### Task brief
Whenever a line of the data below holds the string "Administrators", copy that line.

-- Opening Marker --

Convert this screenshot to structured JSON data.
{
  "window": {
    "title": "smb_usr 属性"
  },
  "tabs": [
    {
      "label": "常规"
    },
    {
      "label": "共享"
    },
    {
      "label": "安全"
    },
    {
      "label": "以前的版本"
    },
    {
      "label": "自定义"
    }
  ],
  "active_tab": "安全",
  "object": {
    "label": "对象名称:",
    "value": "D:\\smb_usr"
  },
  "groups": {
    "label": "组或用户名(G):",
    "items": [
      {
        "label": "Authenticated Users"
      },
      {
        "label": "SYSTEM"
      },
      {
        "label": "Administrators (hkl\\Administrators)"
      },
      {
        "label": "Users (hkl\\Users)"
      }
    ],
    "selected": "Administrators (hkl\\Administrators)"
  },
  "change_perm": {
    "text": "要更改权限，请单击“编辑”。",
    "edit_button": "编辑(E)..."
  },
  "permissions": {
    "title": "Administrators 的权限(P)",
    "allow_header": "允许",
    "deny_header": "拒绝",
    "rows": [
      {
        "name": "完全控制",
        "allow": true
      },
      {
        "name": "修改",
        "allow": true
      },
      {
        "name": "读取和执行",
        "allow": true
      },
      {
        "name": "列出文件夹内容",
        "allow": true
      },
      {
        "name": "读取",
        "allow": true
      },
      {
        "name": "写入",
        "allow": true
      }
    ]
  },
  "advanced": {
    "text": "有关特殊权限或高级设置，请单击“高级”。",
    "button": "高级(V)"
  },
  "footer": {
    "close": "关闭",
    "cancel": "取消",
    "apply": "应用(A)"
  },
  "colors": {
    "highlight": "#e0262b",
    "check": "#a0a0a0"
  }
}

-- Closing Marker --

### Answer for this exercise
        "label": "Administrators (hkl\\Administrators)"
    "selected": "Administrators (hkl\\Administrators)"
    "title": "Administrators 的权限(P)",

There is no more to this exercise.